If he could not fulfill his destiny, his life would cease to have meaning. He awaited the group's verdict with trepidation.
One hundred miles from the crown
Prince Charles won the group over and they continued on to Scotland. He and the 'Seven Men of Moidart,' (named after their landing in Scotland at Kinlochmoidart) were greeted by Highland chiefs and soon began their struggle to put Charles’s father on the throne as James III/VIII.
Despite the odds against him, his inexperience and young age, Charles and his Jacobite followers came within 100 miles of London in late 1745. Some historians believe he could have seized the crown with a final push, catching the English off-guard, their defenses scattered across Europe and the colonies.
But it was not to be. Charles’s war council, older men with control over the Highland battalions that fought for him, voted not to proceed on London, but to return and hold Scotland. He reluctantly complied, and after some limited successes, the Jacobite cause, and the Stuart quest for the throne was permanently extinguished with the Battle of Culloden in April, 1746.
Charles escaped back to France, and died bitter and defeated at the age of 67 in Rome, the city of his birth. His brother, had become a cardinal, forsaking any chance of producing a legitimate Stuart heir.

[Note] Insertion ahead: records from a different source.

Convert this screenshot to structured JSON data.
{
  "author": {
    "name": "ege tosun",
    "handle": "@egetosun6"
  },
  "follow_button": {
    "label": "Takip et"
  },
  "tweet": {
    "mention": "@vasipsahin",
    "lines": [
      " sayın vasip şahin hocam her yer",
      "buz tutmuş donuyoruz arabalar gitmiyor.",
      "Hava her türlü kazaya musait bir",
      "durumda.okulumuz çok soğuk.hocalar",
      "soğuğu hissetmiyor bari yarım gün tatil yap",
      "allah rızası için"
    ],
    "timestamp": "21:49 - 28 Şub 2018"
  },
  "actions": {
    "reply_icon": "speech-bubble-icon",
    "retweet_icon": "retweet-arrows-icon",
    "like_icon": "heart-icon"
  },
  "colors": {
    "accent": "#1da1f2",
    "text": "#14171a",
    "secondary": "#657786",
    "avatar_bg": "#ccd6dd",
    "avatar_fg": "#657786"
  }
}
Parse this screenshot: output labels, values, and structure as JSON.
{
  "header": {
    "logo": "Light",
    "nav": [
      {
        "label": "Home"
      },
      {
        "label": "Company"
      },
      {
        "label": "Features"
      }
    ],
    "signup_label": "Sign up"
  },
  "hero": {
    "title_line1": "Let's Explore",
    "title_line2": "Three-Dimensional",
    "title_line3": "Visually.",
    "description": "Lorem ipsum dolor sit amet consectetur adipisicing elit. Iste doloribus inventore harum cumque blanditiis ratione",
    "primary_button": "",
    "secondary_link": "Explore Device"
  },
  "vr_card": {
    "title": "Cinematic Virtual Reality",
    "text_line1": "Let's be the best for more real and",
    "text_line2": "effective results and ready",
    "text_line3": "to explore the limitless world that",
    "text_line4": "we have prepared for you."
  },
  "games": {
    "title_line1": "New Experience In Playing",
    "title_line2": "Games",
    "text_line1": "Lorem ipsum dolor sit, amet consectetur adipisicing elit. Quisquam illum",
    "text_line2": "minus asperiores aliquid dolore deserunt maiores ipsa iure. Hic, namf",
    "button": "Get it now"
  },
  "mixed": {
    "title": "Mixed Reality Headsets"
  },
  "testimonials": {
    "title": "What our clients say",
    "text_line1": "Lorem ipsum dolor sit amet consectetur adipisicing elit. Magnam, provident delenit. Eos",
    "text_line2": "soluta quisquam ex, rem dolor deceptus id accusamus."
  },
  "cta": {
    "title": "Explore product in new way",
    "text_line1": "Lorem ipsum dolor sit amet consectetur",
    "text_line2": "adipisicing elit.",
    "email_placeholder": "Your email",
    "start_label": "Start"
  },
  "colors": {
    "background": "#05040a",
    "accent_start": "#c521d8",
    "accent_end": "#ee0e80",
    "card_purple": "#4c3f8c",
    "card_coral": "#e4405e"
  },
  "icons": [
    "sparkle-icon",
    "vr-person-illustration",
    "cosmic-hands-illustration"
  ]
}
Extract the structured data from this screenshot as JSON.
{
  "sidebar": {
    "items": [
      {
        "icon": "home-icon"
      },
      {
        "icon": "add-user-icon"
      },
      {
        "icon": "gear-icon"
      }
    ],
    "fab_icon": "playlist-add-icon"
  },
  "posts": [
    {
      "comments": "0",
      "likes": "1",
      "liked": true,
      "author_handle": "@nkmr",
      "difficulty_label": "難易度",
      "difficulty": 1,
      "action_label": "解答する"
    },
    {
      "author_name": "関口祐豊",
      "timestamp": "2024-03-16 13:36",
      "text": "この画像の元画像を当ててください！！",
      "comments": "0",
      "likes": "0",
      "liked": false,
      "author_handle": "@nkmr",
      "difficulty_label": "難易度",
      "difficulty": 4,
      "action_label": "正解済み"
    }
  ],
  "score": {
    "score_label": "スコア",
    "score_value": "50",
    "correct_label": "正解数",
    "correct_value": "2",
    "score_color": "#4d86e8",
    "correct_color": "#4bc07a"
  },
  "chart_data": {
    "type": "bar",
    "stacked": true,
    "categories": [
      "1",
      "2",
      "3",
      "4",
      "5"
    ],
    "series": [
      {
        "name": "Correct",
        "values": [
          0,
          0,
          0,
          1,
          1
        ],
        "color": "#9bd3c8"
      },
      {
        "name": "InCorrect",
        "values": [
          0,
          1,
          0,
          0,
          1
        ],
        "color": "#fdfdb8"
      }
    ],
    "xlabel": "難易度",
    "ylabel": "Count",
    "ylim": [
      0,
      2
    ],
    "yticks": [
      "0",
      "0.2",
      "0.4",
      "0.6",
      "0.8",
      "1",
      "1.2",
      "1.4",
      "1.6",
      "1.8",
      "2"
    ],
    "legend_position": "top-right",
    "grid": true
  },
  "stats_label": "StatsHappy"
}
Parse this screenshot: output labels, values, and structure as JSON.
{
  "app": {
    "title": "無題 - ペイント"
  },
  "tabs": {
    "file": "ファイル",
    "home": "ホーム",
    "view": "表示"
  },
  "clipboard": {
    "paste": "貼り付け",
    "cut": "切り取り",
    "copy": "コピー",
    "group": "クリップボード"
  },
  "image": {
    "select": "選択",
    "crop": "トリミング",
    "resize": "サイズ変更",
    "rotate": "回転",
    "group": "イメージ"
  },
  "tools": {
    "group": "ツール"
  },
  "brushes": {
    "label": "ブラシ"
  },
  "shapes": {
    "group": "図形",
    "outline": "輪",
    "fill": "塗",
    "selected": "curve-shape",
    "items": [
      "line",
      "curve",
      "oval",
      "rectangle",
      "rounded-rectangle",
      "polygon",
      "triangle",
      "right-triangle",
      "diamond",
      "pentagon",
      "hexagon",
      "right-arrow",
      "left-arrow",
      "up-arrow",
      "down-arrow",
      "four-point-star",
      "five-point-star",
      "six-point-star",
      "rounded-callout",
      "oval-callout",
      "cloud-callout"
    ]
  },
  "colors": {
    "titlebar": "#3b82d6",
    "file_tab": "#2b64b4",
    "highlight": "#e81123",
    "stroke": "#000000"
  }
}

The Prince was buried in Italy and his remains set in a crypt at St. Peter's Basillica in the Vatican, far from the island he coveted and where he is still best remembered.